  • the offender has put right the loss or harm caused (although prosecution or an enforcement sanctions will not be avoided solely because the victim has been compensated)
  • the views of a relevant “Primary” or “Home “ Authority, i.e. another Trading Standards Service maintaining a relationship with the suspect
  • the explanation offered by the offender
  • the willingness and or actions of the offender to prevent a recurrence of the noncompliance

Evidential considerations

If the factors tending towards prosecution and, or enforcement order proceedings outweigh those against the following evidential factors will be considered to ensure that there is a realistic prospect of conviction or obtaining the court order:

  • whether there is sufficient evidence to meet the required burden of proof
  • whether the evidence is admissible
  • whether the evidence is reliable
  • whether the suspect can make out a statutory defence
  • the ability and, or willingness of any witness to co-operate

Commenting on this policy

You can make comments about the content of this policy or the manner of its application.

These comments will assist us in the continual monitoring and review of this policy. This is important to help ensure that the policy remains up to date and reflects the views of our community and changes in legislation. Please contact us should you require any further information on how we carry out our work, if we can be of further assistance to you or if you have a complaint about the provision of our service.

If you remain dissatisfied or feel that you cannot talk to us, you may wish to make a complaint.

How to contact us

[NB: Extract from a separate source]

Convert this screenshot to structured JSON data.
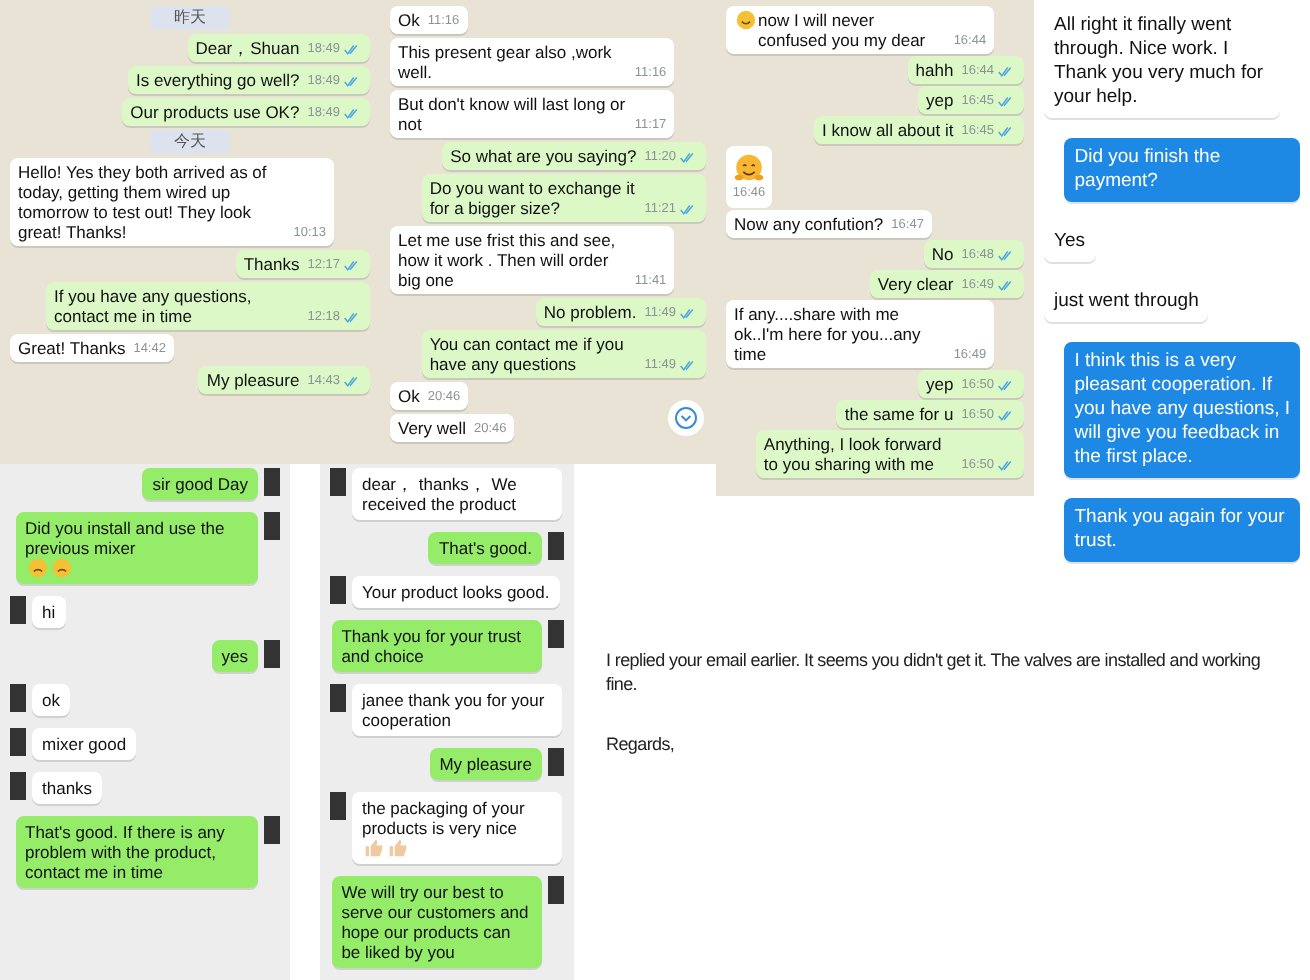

  • online reporting form
  • telephone: via Citizens Advice on 0808 2231133.  Lines are open Monday to Friday 9am to 5pm, closed on bank holidays and public holidays